  • 4 B.U. J. SCI. & TECH. L. 7 Shopper Card Technology

    contrast, the Note posits that invasion of privacy by the government is more likelybecause grocery purchase data contains information useful to legitimate lawenforcement activities. Nevertheless, the governments use creates a tensionbetween the individuals right to privacy and law enforcement duties by using datagiven voluntarily to a private market actor for entirely separate, and typically legal,commercial purposes.

    3. This Note seeks to resolve the tension between privacy and governmentaluse of data by comparing the grocery purchase database to credit card reports andbank statements. By exposing the similarities across these three informationcompilations, this Note argues that the appropriate action is to expand the Right toFinancial Privacy Act4 (RFPA), which currently restricts government access tocredit card reports and bank statements, to restrict access to grocery purchasedatabases as well. If adopted, this proposal would enable the government to accessgrocery purchase data necessary for legitimate law enforcement activity withoutunduly invading grocery store customers privacy.

    II. FREQUENT SHOPPER CLUB CARD TECHNOLOGY

    A. Description of the Technology

    4. Supermarkets across the country are implementing marketing programscentered around the concept of a Frequent Shopper Club (the Club).5 To become amember of this Club, the consumer must fill out an application providing her name,address, and additional information which may relate to her demographiccharacteristics or banking arrangements.6 The supermarket then issues her a cardwith a unique bar code or magnetic strip. The shopper presents this card to thecashier every time she makes a purchase in the supermarket.

    5. When the cashier swipes the card through the scanner, an electronicpayment system records every transaction.7 The information collected includes theitem, price, time of day, lane number, discounts used, payment method, and

    4 12 U.S.C. 3401-3422 (1994).

    5 See Hammel, supra note 1 (As frequent shopper programs proliferate, more supermarketcompanies are transforming their data base-linked systems from simple devices that dispensediscounts to sophisticated competitive weapons.).

    6 See, e.g., STOP & SHOP, NEW CARD APPLICATION, Form No. 73-2007 (Rev. 5/96) (on file withthe Journal of Science & Technology Law). At the time this Note was completed, Stop & Shop wasin the process of revising the application. This version of the application was the version publiclyavailable as of March 25, 1998.

    7 See Michael Garry, The Best and Brightest, PROGRESSIVE GROCER, Mar. 1, 1996, available in1996 WL 8831625.

  • 4 B.U. J. SCI. & TECH. L. 7 Shopper Card Technology
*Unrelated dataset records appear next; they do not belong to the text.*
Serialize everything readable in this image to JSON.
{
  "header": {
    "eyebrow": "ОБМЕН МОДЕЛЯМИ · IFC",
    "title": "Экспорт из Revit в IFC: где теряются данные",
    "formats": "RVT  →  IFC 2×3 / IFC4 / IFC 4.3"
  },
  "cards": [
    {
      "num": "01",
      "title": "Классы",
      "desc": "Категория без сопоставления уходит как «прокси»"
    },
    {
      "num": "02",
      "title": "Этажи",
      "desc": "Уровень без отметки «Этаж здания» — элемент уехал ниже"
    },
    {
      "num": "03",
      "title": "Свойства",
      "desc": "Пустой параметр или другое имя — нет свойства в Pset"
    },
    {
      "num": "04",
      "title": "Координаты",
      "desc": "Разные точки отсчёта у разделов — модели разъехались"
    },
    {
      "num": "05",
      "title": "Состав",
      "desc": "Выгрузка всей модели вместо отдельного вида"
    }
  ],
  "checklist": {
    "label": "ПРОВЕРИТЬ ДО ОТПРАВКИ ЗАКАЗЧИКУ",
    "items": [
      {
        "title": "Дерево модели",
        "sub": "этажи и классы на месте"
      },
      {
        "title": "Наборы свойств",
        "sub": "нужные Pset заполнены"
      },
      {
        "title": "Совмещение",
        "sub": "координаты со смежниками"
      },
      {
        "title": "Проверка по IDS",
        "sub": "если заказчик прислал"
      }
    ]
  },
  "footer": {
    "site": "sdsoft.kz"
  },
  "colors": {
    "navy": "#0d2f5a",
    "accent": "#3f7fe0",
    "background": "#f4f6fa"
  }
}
    customer name.8 Every purchase made by each shopper can be tracked.9 This point-of-sale information is then entered into a database, from which the grocery companycan extract and evaluate10 the purchase history of each customer, such as the volumeof weekly purchases, specific purchases, and how frequently the consumer shops atthe store.11

    B. Utility of the Technology to Food Industry

    1. Internal Use by Retail Supermarkets

    6. Supermarkets use the shoppers purchase database as part of a measuredmarketing plan.12 According to Brian Woolf, president of the Retail StrategicCenter, measured marketing plans use the purchase information as a basis forassessing and improving marketing programs by accurately identifying targetmarkets and providing households with the right offer based on a more preciseprofile.13

    7. This approach to grocery marketing is the reverse of the traditionalshotgun approach,14 which offers deep discounts to all shoppers, using the regularcustomers to subsidize the occasional shoppers.15 The profits lost in deep-discountsales to customers who shop in that particular store only when they can obtain adiscount are recovered through the profit made from regular loyal customers who payfull price on many other items week after week.16 Conversely, the Clubs measuredmarketing approach offers the best discounts only to the most loyal customers and

    8 See id.

    9 See Hammel, supra note 1.

    10 See Denise Zimmerman, Marsh Card IDEA Nears Completion, SUPERMARKET NEWS, Aug. 28,1996, available in 1995 WL 8314710 (explaining how data from card holders is collected).

    11 See Jane Palmer, Bakers Shoppers Sign Up for New Program,